- Coming away from their pursuit of Machado empty-handed has “heightened” the Phillies’ pursuit of Harper, writes Matt Breen of the Philadelphia Inquirer. Breen writes that the organization is confident it’ll be able to sign the six-time All-Star, adding that the Phils “will be much more reluctant to walk away this time.” General manager Matt Klentak spoke candidly this week about the fact that Machado’s price point simply got to a point that exceeded the team’s valuation of Machado. It’s not clear whether the organization will take a similarly practical approach to Harper in the end, but Breen notes that the front office and ownership are keenly aware of how the public would perceive a scenario in which the Phillies fail to sign either Harper or Machado.
- Padres ownership will meet tomorrow to determine if it is feasible to make a run at signing Harper in addition to signing Machado, tweets MLB Network’s Jon Heyman. As one would expect, Heyman notes that such a scenario is not at all considered likely, but it seems that the organization’s partners will at least perform due diligence and see if such a strategy can be pieced together. Heyman further tweets that for the Nationals, the ultimate call on Harper will come down to Ted Lerner (despite the fact that in 2018, Lerner ceded control of the organization to his son, Mark). The elder Lerner’s relationship with Boras is well-documented, though virtually every report out of D.C. over the past several weeks has suggested that the Nationals won’t be a top bidder for Harper.
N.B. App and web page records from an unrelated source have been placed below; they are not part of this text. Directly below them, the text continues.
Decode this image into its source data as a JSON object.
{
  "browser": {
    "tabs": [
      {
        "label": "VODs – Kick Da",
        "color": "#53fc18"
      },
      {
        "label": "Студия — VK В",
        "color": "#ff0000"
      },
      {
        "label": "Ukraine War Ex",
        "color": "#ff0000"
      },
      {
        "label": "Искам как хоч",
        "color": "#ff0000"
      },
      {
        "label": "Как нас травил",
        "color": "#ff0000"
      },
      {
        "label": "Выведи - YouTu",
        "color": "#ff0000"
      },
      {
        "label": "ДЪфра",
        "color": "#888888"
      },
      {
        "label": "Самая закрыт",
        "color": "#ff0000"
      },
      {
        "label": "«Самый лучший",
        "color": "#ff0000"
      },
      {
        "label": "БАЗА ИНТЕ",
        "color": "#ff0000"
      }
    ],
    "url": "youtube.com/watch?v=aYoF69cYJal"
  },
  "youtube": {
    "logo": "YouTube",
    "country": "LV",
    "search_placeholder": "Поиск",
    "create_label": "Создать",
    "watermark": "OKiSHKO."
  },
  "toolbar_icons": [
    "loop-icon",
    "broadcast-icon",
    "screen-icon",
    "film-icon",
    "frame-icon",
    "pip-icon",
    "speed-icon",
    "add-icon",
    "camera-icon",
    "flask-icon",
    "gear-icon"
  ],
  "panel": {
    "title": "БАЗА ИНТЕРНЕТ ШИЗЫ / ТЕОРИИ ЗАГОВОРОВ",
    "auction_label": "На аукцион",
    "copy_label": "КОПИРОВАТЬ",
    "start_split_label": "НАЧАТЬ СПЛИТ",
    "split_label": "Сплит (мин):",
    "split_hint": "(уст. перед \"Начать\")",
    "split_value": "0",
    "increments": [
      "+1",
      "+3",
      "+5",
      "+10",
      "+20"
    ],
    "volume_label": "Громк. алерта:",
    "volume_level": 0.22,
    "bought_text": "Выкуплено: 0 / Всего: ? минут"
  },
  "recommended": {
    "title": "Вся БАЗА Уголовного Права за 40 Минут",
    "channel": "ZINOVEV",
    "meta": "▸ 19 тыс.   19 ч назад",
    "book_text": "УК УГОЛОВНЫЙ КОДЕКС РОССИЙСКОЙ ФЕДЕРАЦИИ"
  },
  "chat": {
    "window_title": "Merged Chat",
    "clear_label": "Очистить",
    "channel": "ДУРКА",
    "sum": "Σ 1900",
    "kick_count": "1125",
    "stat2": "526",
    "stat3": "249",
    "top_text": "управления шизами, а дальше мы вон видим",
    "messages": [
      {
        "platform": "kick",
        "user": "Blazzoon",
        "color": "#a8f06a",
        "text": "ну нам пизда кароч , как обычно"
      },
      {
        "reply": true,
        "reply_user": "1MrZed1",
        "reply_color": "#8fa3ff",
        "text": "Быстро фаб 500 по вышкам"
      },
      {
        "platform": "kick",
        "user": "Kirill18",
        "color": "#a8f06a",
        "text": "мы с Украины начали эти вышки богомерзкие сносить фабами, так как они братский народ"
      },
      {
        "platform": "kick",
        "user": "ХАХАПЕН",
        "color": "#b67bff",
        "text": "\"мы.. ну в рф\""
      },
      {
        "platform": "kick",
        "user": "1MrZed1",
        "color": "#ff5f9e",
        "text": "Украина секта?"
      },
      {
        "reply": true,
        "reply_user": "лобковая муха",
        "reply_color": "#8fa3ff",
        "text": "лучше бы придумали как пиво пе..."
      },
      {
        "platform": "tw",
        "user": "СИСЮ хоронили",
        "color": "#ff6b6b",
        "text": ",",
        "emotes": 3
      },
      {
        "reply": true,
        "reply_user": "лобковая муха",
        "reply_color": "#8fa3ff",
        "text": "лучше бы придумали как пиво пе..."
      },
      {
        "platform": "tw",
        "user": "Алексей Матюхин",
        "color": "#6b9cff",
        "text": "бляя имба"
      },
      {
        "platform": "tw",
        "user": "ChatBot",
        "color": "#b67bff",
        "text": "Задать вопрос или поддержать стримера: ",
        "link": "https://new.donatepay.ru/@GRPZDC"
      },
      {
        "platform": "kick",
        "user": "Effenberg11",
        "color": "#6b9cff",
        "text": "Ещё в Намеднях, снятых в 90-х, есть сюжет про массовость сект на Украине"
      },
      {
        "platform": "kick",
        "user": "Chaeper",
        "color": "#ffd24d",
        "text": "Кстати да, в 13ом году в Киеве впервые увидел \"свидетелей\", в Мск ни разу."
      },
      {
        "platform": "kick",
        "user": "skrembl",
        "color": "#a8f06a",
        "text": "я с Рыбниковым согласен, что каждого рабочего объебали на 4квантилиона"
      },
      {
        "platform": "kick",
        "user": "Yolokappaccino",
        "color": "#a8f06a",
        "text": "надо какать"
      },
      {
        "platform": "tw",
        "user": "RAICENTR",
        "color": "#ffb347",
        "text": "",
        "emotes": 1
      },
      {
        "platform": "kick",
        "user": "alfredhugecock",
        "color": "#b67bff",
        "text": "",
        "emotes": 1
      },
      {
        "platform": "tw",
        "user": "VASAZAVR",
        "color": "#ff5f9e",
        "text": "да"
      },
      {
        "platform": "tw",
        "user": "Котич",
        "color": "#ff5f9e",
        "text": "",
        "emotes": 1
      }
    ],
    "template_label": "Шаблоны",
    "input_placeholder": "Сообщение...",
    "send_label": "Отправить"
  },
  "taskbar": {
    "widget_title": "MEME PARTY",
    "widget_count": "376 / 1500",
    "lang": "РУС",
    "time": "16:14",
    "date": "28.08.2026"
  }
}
- Bruce Levine of 670 The Score / CBS Chicago reports that the White Sox will not bid on Harper, echoing similar sentiments reported by USA Today’s Bob Nightengale yesterday. Levine notes that the organization is quite high on some of its outfield prospects, noting that the ChiSox could make a short-term pickup in the outfield to help bridge the gap to that young talent.